Over the span of my academic career I have taught a course simply titled "Paul," and I half-jokingly tell the students the first day that Paul is one of those people for whom a last name is not necessary, much like Elvis or Madonna. I have begun the course with what I intend to be a startling assertion: Paul is the most influential person in human history. I have in mind, of course, the West in particular. The foundations of Western civilization, from our assumptions about reality to our societal and personal ethics, rest upon the heavenly visions and apparitions of a single man -- the apostle Paul. We are all cultural heirs of Paul. In contrast, Jesus as a historical figure -- that is, a Jewish Messiah of his own time who sought to see the kingdom of God established on earth -- has been largely lost to our culture. In this holiday season, it is worth taking pause and thinking a bit about the historical origins of the Christian faith, and how much it depends on St. Paul.

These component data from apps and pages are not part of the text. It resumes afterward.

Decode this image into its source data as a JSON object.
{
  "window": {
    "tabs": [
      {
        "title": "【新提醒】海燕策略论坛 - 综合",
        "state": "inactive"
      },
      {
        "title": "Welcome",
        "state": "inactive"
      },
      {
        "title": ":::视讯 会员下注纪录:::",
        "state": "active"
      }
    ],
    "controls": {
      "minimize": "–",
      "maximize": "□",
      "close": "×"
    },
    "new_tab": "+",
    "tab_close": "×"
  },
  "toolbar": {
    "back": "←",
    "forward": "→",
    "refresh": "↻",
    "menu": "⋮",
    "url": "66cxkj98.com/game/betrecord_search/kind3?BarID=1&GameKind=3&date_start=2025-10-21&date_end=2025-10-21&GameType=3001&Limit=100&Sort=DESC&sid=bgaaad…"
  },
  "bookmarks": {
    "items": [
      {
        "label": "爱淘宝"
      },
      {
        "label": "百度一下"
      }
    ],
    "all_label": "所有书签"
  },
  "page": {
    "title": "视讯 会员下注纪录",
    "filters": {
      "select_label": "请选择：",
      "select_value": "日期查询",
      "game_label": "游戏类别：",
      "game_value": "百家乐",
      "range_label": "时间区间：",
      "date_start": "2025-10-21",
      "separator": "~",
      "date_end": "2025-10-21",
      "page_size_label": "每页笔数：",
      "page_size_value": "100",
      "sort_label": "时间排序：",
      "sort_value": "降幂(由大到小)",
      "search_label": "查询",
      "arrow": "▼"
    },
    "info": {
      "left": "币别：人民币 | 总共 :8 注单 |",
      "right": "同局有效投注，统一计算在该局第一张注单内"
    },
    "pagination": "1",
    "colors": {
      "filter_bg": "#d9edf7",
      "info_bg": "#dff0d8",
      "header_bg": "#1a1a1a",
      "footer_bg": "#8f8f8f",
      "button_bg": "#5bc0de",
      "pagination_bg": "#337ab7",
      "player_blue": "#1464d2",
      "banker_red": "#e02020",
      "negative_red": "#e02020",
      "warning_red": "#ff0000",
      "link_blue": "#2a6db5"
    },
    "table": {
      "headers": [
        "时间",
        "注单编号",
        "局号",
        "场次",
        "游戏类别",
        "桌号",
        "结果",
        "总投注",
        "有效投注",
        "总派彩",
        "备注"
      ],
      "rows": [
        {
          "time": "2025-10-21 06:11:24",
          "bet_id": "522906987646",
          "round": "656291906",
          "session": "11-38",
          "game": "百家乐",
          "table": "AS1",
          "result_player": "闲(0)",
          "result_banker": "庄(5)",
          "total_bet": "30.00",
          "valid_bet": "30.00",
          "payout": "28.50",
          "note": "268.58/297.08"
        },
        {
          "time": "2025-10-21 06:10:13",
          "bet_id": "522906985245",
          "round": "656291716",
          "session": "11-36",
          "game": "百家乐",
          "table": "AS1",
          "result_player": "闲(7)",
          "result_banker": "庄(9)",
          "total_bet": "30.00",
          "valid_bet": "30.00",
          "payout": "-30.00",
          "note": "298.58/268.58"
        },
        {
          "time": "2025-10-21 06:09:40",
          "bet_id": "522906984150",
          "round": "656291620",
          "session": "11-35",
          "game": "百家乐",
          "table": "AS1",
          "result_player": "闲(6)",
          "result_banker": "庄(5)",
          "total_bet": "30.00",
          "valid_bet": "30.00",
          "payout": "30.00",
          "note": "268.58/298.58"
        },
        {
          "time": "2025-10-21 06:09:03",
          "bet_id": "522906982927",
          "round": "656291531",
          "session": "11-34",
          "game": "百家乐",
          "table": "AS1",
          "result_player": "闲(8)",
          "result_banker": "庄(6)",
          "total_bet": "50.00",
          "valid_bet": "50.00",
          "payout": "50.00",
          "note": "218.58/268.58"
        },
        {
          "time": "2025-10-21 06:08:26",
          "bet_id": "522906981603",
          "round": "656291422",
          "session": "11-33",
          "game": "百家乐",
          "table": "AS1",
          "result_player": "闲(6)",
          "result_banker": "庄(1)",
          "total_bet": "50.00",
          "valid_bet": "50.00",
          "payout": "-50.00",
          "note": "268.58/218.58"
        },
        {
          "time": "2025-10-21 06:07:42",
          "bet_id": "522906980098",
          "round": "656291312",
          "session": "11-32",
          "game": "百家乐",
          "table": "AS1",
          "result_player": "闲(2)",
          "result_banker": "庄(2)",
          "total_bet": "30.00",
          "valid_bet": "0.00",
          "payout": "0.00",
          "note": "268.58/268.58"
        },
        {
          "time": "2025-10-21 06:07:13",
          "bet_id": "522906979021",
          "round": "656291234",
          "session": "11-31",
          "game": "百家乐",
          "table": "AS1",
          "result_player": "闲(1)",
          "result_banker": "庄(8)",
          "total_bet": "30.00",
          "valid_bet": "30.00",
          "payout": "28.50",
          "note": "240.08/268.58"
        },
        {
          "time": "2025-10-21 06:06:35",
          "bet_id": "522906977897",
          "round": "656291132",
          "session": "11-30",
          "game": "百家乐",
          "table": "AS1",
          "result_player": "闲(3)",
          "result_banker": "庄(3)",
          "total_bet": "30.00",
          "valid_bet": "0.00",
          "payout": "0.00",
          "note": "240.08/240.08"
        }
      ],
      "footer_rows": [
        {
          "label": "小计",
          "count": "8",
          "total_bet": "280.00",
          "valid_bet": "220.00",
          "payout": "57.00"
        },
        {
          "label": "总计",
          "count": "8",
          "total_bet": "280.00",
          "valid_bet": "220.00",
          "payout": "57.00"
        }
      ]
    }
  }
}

Visit any church service, Roman Catholic, Protestant or Greek Orthodox, and it is the apostle Paul and his ideas that are central -- in the hymns, the creeds, the sermons, the invocation and benediction, and of course, the rituals of baptism and the Holy Communion or Mass. Whether birth, baptism, confirmation, marriage or death, it is predominantly Paul who is evoked to express meaning and significance.